• [WHAT THIS TASK INVOLVES]
Go through the data below line by line and report how many lines contain "Панель", giving only that figure.

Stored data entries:

= = =

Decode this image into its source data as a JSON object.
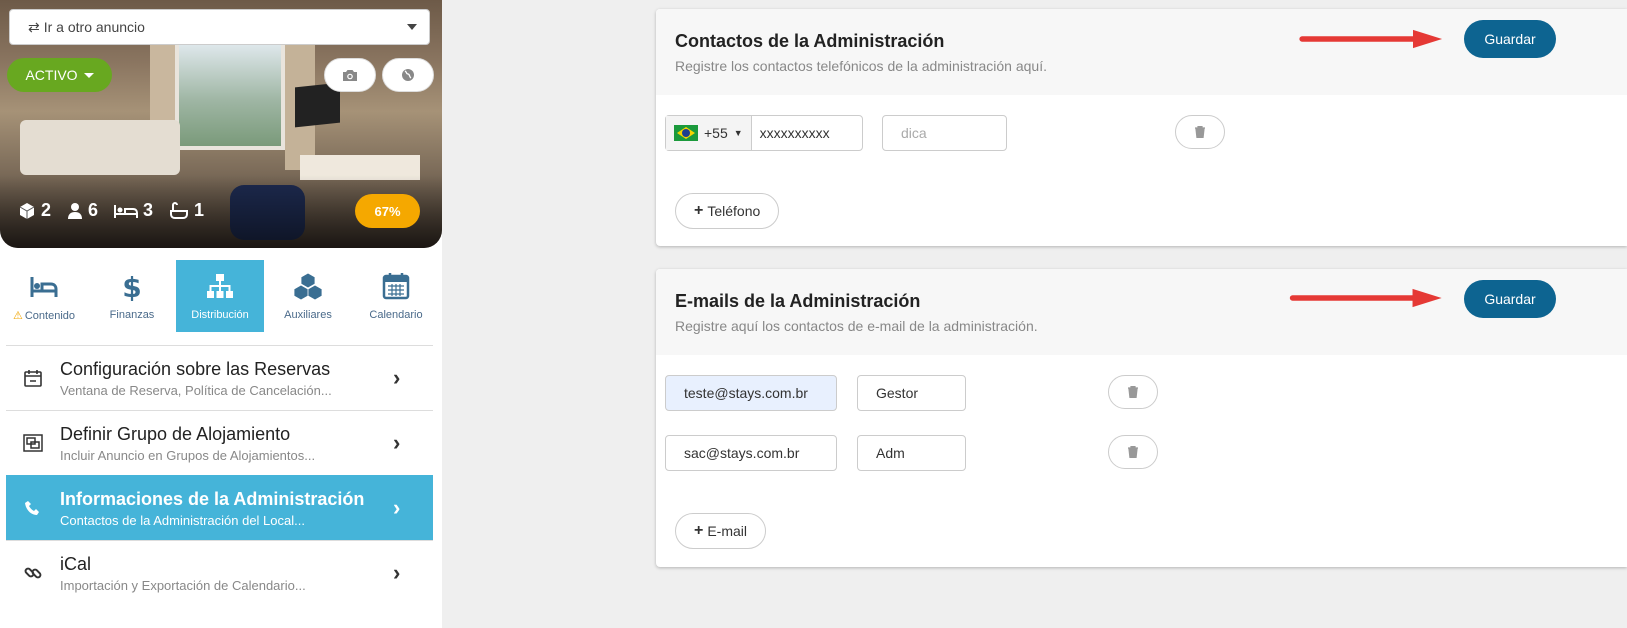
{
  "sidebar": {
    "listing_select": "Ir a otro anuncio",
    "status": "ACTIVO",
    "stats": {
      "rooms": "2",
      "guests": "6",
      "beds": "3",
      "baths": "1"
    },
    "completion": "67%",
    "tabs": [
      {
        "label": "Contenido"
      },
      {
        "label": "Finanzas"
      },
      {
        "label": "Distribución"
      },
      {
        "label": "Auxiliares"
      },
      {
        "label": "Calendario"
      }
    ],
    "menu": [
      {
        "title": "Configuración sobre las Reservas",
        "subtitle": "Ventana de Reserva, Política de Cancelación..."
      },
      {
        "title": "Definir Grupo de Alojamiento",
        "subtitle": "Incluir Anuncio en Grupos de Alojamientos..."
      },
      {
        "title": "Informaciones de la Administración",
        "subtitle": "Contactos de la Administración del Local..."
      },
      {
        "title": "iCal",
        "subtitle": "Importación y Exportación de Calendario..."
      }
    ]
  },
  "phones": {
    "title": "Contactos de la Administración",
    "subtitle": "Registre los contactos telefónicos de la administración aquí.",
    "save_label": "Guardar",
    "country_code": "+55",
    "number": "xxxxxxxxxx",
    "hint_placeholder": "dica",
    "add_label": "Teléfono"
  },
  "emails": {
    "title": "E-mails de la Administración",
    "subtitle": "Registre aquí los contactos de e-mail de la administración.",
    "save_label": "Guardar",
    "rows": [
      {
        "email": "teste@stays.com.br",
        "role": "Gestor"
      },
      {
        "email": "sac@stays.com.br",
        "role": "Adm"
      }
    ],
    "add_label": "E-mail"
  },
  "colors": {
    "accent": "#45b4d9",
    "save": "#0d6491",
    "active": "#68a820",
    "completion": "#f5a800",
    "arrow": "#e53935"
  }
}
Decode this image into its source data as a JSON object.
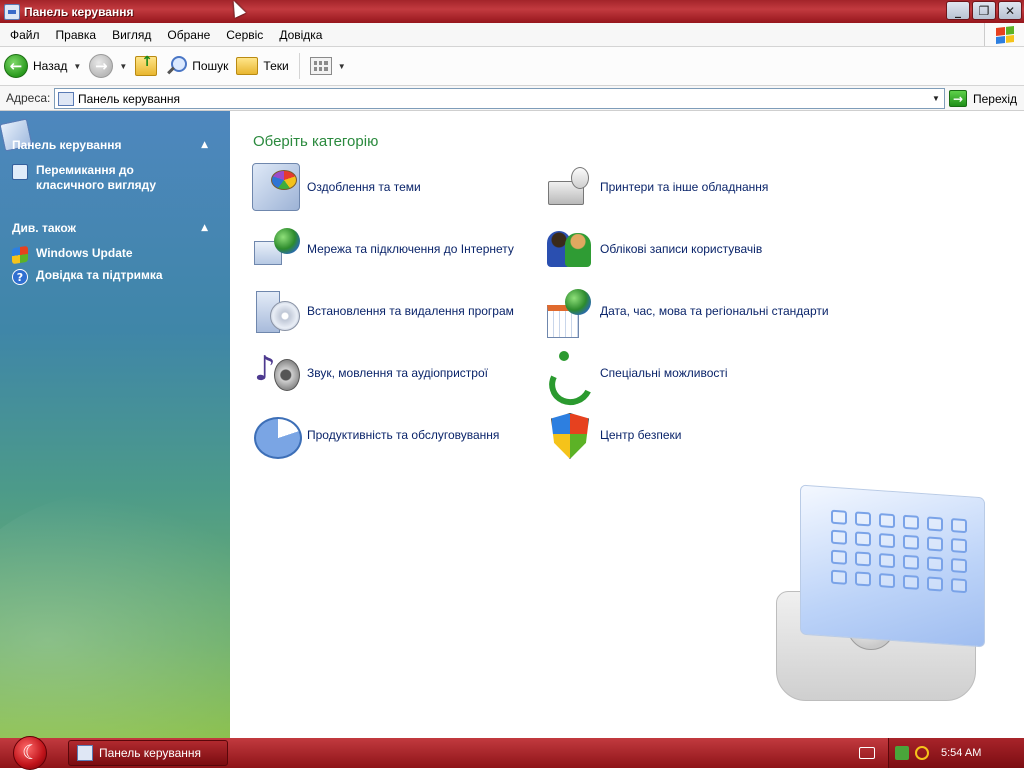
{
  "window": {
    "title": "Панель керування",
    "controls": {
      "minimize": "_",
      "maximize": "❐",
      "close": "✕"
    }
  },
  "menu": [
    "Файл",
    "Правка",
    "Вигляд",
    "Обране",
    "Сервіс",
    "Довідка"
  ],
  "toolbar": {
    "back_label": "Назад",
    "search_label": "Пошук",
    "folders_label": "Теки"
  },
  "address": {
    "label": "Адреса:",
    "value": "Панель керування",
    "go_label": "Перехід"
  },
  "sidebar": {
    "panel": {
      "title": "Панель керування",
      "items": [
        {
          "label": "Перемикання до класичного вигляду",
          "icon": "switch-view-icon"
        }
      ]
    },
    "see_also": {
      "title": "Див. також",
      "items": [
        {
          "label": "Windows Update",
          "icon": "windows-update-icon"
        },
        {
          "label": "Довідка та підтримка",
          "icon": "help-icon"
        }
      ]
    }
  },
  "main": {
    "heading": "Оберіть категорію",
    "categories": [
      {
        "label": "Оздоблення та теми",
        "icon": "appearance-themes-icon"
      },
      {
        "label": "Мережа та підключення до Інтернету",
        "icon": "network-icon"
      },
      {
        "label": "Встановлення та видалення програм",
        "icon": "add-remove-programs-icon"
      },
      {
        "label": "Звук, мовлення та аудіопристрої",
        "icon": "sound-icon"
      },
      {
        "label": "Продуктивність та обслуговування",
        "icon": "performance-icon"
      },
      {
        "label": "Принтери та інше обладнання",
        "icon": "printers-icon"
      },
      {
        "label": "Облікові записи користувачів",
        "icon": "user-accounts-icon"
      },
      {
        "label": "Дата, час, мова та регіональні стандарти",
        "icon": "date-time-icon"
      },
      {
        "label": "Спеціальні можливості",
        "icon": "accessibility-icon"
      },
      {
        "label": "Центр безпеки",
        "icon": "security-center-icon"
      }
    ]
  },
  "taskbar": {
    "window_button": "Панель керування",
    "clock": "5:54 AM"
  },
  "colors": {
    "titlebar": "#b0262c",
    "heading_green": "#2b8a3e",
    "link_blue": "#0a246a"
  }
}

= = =

• [RESULT]
4